The Arlene and Joseph Meraux Charitable Foundation is a private 501(c)(3) nonprofit organization that was established by Arlene Meraux to benefit the community of St. Bernard Parish. When Arlene Meraux founded the Meraux Foundation, she asked her niece, Rita, to manage it with a simple guiding principle: to ensure that the land resources that Arlene transferred to the foundation would be used to improve the quality of life in St. Bernard.
The Meraux Foundation’s LSU AgCenter partnerships in St. Bernard Parish include AgMagic on the River, an educational event presented by the LSU AgCenter; the Center for Louisiana Citrus Innovation and Research; the Black Mangrove program in partnership with Chalmette High School and 4-H; and a $150,000 gift to perpetually support local 4-H programs.
The Meraux Foundation has previously supported the LSU AgCenter Livestock Show with a $150,000 gift that established an endowment for supreme champion animals in all six breeding species — beef cattle, dairy, poultry, sheep, goats and swine. This gift represents the single largest donation in the 80-year history of the show.
In the wake of hurricanes Laura and Delta in 2020 and their tremendous impact on the Louisiana 4-H Grant Walker Educational Center, the Meraux Foundation stepped up once again with a gift of $25,000 toward rebuilding and restoration efforts. “It was an easy decision for them knowing how many St. Bernard kids experience overnight camping at Camp Grant Walker every year,” said St. Bernard 4-H Agent Lauren Faust. The Louisiana 4-H Foundation announced this year’s Legacy Award at its July 2021 meeting at Docville Farm. Meraux representative and 4-H Foundation trustee Bill Haines recalled the long-standing relationship between 4-H and the Meraux Foundation. “We are very honored to receive this award, and we very much appreciate our years of work with the LSU AgCenter and 4-H,” he said.
Haines shared further that there is a recurring theme Meraux representatives hear every year when St. Bernard kids return home from Camp Grant Walker. They love the overnight camping experience and how it opens their eyes to new opportunities in a new and different environment. “I know that Camp Grant Walker is a special place for so many,” he said, “and it seems even more so to the St. Bernard kids who go there every year.”
Todd Tarifa, 4-H department head, grew up in St. Bernard Parish, and he remembers what the Docville Farm property looked like when he was a child. “I remember when there was just the house, the barn and not much else,” he said. “The work Meraux is doing for the community and the way the farm has grown are amazing! We are so appreciative for all they do for Louisiana 4-H and for the AgCenter.”

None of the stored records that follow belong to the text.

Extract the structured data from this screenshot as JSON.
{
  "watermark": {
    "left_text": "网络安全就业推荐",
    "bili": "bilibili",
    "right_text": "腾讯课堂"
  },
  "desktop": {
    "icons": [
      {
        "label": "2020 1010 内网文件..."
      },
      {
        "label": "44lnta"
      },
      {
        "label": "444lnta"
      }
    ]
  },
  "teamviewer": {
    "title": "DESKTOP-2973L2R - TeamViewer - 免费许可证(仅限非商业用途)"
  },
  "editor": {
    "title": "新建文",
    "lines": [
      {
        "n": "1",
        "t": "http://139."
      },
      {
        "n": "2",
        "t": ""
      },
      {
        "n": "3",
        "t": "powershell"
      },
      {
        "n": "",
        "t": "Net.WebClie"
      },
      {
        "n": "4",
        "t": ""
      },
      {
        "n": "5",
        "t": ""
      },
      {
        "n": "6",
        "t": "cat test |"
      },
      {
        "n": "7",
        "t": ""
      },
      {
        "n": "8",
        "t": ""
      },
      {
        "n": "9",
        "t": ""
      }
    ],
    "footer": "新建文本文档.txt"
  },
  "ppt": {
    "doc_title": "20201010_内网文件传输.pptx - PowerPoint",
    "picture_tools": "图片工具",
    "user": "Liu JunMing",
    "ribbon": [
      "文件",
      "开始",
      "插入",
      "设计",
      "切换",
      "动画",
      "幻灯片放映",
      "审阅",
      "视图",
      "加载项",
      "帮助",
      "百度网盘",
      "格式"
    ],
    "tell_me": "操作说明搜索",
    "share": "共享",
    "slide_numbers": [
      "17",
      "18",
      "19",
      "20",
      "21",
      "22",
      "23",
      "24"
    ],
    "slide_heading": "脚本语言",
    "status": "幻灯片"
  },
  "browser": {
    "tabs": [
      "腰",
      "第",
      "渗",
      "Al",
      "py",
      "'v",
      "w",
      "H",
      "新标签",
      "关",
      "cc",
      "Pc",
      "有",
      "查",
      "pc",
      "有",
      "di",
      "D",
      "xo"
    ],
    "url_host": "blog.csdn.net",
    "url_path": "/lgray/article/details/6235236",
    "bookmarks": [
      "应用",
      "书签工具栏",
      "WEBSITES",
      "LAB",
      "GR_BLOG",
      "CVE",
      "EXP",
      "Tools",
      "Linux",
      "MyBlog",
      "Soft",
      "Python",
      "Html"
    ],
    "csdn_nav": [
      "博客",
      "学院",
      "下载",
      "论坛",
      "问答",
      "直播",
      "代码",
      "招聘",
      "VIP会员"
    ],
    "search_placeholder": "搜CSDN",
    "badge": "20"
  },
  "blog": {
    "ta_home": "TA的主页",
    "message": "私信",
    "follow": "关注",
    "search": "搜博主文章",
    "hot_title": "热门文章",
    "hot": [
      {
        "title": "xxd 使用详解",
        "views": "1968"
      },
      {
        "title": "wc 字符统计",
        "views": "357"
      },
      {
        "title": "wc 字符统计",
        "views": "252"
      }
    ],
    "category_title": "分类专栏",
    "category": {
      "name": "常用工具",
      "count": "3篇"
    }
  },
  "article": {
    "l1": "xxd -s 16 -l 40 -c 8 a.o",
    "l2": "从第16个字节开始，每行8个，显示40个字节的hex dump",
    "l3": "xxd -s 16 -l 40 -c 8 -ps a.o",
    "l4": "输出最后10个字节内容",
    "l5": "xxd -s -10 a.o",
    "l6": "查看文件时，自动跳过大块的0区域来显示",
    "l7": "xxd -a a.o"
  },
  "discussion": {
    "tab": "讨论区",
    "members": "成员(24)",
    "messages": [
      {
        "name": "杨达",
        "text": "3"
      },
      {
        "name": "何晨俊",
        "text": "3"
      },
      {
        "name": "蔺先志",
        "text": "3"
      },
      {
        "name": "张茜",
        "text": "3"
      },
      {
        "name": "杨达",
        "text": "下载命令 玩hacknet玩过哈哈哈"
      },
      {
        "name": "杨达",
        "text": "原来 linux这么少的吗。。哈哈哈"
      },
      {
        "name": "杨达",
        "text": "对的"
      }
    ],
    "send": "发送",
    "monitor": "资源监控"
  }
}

When Hurricane Laura reached so far into Louisiana during the 2020 season, many parts of Louisiana that rarely experience hurricane devastation were affected in ways that many considered once-in-a-lifetime. Hurricane Laura made landfall on Aug. 27 and was the 12th named storm, fourth hurricane and the first major hurricane of the record-breaking 2020 hurricane season. Then came Hurricane Delta on Oct. 9, and these areas were devastated once again. Delta was the record-tying fourth named storm of 2020 to make landfall in Louisiana. In total, the 4-H Grant Walker Educational Center was affected with damage to 23 buildings across its 90 acres. “Laura’s impact was mostly wind and tree damage, and with Delta we experienced flooding on some of the highest spaces on our property,” said Christy Bergeron, camp director. Soon after Laura, CLECO employees arrived at Camp Grant Walker to stage energy restoration services for the surrounding region. While on the property, they witnessed the extensive tree devastation firsthand. Thankful to have a partner like the LSU AgCenter and 4-H, CLECO was eager to give back and helped to facilitate over $50,000 of in-kind tree removal services to 4-H Camp Grant Walker. After Laura damaged many of the camp road beds and open green spaces, CLECO helped again by facilitating restoration of several areas across the property.
Cleco Power has a long history of philanthropic involvement across its 24-parish service territory. As a Louisiana company, Cleco Power is committed to improving the quality of life in the communities it serves. Its community investment priorities include education, youth programming, health and wellness, low-income assistance, diversity and causes that Cleco employees support. “They have consistently supported our Louisiana 4-H programs for many years,” said 4-H Program Leader Toby Lepley.